    ReplyDelete
  18. I definitely haven't read that book but I think I'm gonna give it a try and begin to read only books of my interest like The Demon's Lexicon. I've been told so many things about that book and this times I'm gonna take advantage of this reference.

    ReplyDelete
  19. Oh hell!!! You are just too cool man. I never knew that there could be something better to know about than from this piece of article. I shall have this forwarded to all my friends and even my dad, I am sure they too shall enjoy reading this piece.
    Caverta | Penegra

    ReplyDelete

Post a Comment

You Might Also Like

Review | A Curse So Dark and Lonely by Brigid Kemmerer

The first review of the year! Writing this one always feels fresh and hopeful to me and like it may set the tone of my reading year in a way. This was a very good one to start with. And the moral of this story appears to be: I will never tire of Beauty and the Beast retellings. A fact I was not unaware of, but that I am happy to have confirmed once more, this time after reading Brigid Kemmerer's A Curse So Dark and Lonely. My favorites tend to run the Robin McKinley way, with the most recent favorite retelling being Meagan Spooner's wonderful Hunted. But this is the first retelling of my favorite fairy tale that I've read that includes both traditional fantasy and modern contemporary settings. I didn't think it could work. Or, at least, I was skeptical that the one would interfere with the other or that the different dialogues might clash. How happy I was to find that the whole thing played out seamlessly. How happy I am to have discovered Brigid Kemmerer's writin…

Review | All the Crooked Saints by Maggie Stiefvater

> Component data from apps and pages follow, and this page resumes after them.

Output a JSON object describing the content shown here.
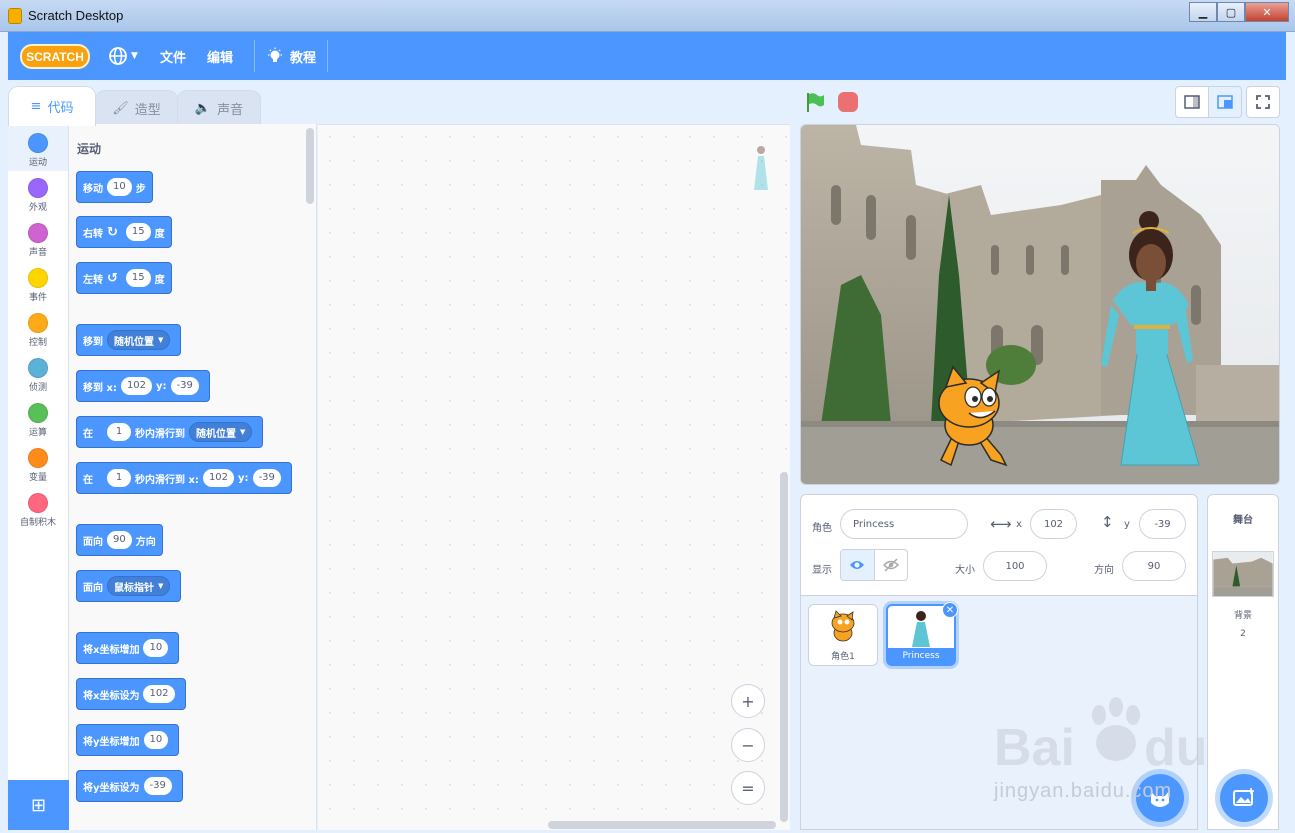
{
  "window": {
    "title": "Scratch Desktop"
  },
  "menubar": {
    "logo": "SCRATCH",
    "file": "文件",
    "edit": "编辑",
    "tutorials": "教程"
  },
  "tabs": [
    {
      "label": "代码"
    },
    {
      "label": "造型"
    },
    {
      "label": "声音"
    }
  ],
  "categories": [
    {
      "label": "运动",
      "color": "#4c97ff"
    },
    {
      "label": "外观",
      "color": "#9966ff"
    },
    {
      "label": "声音",
      "color": "#cf63cf"
    },
    {
      "label": "事件",
      "color": "#ffd500"
    },
    {
      "label": "控制",
      "color": "#ffab19"
    },
    {
      "label": "侦测",
      "color": "#5cb1d6"
    },
    {
      "label": "运算",
      "color": "#59c059"
    },
    {
      "label": "变量",
      "color": "#ff8c1a"
    },
    {
      "label": "自制积木",
      "color": "#ff6680"
    }
  ],
  "palette": {
    "section_title": "运动",
    "blocks": {
      "move": {
        "pre": "移动",
        "val": "10",
        "post": "步"
      },
      "turn_right": {
        "pre": "右转",
        "val": "15",
        "post": "度"
      },
      "turn_left": {
        "pre": "左转",
        "val": "15",
        "post": "度"
      },
      "goto": {
        "pre": "移到",
        "menu": "随机位置"
      },
      "goto_xy": {
        "pre": "移到 x:",
        "x": "102",
        "ylab": "y:",
        "y": "-39"
      },
      "glide": {
        "pre": "在",
        "val": "1",
        "mid": "秒内滑行到",
        "menu": "随机位置"
      },
      "glide_xy": {
        "pre": "在",
        "val": "1",
        "mid": "秒内滑行到 x:",
        "x": "102",
        "ylab": "y:",
        "y": "-39"
      },
      "point_dir": {
        "pre": "面向",
        "val": "90",
        "post": "方向"
      },
      "point_towards": {
        "pre": "面向",
        "menu": "鼠标指针"
      },
      "change_x": {
        "pre": "将x坐标增加",
        "val": "10"
      },
      "set_x": {
        "pre": "将x坐标设为",
        "val": "102"
      },
      "change_y": {
        "pre": "将y坐标增加",
        "val": "10"
      },
      "set_y": {
        "pre": "将y坐标设为",
        "val": "-39"
      }
    }
  },
  "zoom": {
    "in": "+",
    "out": "−",
    "reset": "="
  },
  "sprite_info": {
    "sprite_label": "角色",
    "sprite_name": "Princess",
    "x_label": "x",
    "x": "102",
    "y_label": "y",
    "y": "-39",
    "show_label": "显示",
    "size_label": "大小",
    "size": "100",
    "direction_label": "方向",
    "direction": "90"
  },
  "sprites": [
    {
      "name": "角色1"
    },
    {
      "name": "Princess"
    }
  ],
  "stage_pane": {
    "title": "舞台",
    "backdrop_label": "背景",
    "backdrop_count": "2"
  },
  "watermark": {
    "text": "jingyan.baidu.com"
  },
  "colors": {
    "accent": "#4c97ff",
    "motion": "#4c97ff",
    "stop": "#ec5959",
    "flag": "#4cbf56"
  }
}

I thought today would be the perfect day to review this unicorn of a book. It is All Saints' Day—a fitting day to revisit all the crooked ones, no? It is also the first day of November and so, today, . . . well, you know the rest. What I'm saying is, today is kind of the perfect day to do all the Maggie Stiefvater-related things! Which is, of course, why I'll be attending her signing event later this evening at my local indie, key in hand. I know. I win today. I do. What I do not do is take it for granted. My good fortune or this book. This beautiful, beautiful book. But before we get into my reaction, I want to make a brief request. If you haven't yet had a chance to read Maggie's post on how this book came about and what it was originally going to be and what it actually became, I straight up implore you to do so. It is one of my favorite things I've read this year and it is something I needed to read this year. My favorite line? "I discovered that I wa…

Angie's Best Books of 2018

It is the last day of the year. Are you with me? We made it this far. I think we'd better keep going. I always enjoy arriving at this final post of the year so much. I love seeing all of your lists and all of the books and words and hearts and monumental efforts that gave you life this year. That helped get you to this point. With me. I have felt rather keenly these last 365 days how in it together we are. How we have to be. And I am grateful for you. For each of you who leave comments and send recommendations and write and read and push forward into the darkness. I'm so grateful for you. 
And so here I leave my best books of the year. It's a whopping 28 titles, guys. Twenty. Eight. I haven't had a list that long in a handful of years at least. That is something to smile at. A record of a year well read, indeed.

Photo by @aamith (in the order in which I read them)

Circeby Madeline Miller The Princeby Katharine Ashe Burn Brightby Patricia Briggs Any Groom Will Doby Charis …